[Available data — start]
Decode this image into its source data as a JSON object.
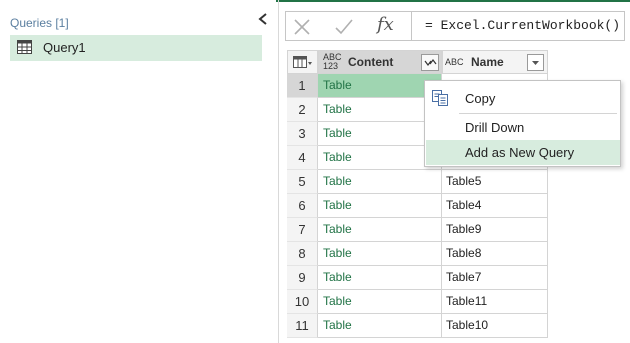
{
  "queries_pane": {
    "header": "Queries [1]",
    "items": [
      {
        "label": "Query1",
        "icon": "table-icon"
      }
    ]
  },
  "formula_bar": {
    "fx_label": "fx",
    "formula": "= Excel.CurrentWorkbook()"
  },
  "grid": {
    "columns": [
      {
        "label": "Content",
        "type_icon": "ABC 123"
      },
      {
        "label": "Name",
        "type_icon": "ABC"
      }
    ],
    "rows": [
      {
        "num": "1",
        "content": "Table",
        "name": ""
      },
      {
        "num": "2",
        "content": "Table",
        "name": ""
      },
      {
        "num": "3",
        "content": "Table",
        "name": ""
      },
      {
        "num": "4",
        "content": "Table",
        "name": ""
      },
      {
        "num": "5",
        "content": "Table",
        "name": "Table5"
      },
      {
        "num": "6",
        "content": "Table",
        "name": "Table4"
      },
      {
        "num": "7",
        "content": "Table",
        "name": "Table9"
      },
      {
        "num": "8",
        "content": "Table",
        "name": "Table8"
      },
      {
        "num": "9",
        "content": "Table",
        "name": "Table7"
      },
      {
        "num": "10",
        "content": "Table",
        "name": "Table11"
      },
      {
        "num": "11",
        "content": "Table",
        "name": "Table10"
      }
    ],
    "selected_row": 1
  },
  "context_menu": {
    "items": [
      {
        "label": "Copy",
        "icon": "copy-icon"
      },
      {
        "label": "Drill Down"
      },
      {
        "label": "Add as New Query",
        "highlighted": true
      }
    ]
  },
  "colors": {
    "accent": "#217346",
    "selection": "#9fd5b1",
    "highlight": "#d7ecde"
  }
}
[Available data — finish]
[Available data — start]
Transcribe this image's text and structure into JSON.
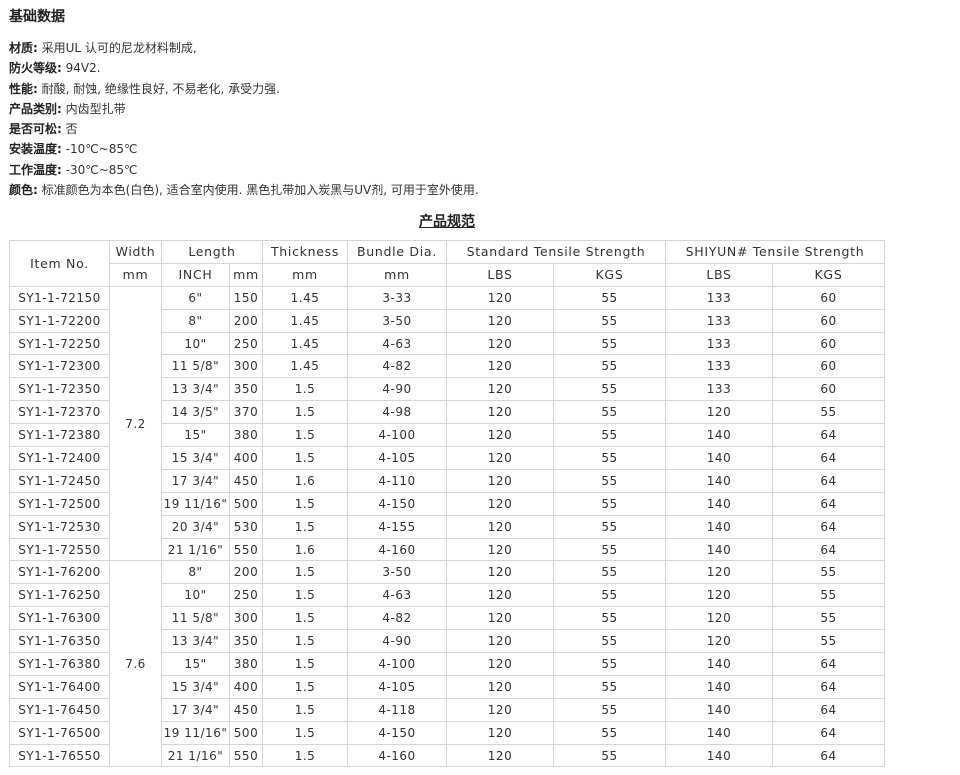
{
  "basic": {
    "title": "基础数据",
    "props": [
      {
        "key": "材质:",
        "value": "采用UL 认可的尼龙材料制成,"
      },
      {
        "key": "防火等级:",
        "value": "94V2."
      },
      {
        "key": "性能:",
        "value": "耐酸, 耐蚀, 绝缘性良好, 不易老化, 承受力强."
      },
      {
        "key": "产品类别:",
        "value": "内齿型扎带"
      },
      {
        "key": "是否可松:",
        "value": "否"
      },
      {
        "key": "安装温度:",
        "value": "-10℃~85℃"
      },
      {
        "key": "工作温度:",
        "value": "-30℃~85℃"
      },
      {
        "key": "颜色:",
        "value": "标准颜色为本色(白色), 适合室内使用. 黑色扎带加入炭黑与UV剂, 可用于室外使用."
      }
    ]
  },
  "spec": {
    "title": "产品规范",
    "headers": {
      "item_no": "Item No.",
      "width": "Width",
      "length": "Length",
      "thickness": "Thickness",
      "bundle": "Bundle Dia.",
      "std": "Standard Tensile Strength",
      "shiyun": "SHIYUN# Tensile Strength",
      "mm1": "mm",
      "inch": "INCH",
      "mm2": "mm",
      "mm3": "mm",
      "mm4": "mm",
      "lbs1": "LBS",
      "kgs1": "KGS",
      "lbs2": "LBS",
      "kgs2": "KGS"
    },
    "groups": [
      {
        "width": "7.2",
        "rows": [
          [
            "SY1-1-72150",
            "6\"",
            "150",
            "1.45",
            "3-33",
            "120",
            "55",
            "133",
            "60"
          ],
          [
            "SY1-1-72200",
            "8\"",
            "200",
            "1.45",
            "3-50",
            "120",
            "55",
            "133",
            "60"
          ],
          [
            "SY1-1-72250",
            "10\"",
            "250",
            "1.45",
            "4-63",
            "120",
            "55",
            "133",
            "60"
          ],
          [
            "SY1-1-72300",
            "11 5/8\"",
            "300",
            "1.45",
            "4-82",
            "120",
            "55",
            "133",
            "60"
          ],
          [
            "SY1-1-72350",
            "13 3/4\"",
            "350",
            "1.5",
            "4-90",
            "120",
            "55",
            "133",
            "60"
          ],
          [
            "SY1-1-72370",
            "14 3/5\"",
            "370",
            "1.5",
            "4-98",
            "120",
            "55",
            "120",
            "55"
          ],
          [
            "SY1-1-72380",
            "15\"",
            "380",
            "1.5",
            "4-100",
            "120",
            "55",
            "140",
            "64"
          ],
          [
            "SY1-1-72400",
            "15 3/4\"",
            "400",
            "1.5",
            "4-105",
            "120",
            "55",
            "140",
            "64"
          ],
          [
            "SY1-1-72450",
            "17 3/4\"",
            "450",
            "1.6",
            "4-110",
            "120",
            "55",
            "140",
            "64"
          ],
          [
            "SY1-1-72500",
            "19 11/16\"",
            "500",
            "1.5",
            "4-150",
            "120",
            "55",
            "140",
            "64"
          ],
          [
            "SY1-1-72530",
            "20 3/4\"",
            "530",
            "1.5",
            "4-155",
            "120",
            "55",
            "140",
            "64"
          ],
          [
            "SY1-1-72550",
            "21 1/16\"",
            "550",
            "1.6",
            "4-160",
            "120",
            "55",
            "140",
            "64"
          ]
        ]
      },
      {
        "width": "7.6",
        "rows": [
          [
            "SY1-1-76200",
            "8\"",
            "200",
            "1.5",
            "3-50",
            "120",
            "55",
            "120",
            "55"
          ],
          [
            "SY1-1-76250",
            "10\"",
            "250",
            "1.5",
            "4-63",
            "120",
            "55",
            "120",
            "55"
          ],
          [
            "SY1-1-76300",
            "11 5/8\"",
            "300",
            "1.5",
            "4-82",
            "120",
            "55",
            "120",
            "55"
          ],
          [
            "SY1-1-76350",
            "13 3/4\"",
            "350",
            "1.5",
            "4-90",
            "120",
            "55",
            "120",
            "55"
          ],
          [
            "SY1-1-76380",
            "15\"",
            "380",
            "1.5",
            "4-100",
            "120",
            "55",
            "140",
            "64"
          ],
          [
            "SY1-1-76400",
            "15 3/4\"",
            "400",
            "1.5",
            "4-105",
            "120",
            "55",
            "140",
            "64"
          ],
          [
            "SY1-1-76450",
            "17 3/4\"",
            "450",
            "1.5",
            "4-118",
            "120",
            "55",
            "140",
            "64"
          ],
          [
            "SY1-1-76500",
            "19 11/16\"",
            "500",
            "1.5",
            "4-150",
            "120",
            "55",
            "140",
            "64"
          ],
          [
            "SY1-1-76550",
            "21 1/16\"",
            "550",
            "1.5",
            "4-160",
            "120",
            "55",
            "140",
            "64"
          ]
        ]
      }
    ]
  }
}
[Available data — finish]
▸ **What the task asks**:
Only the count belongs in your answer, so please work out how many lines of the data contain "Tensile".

▸ **Task output**:
2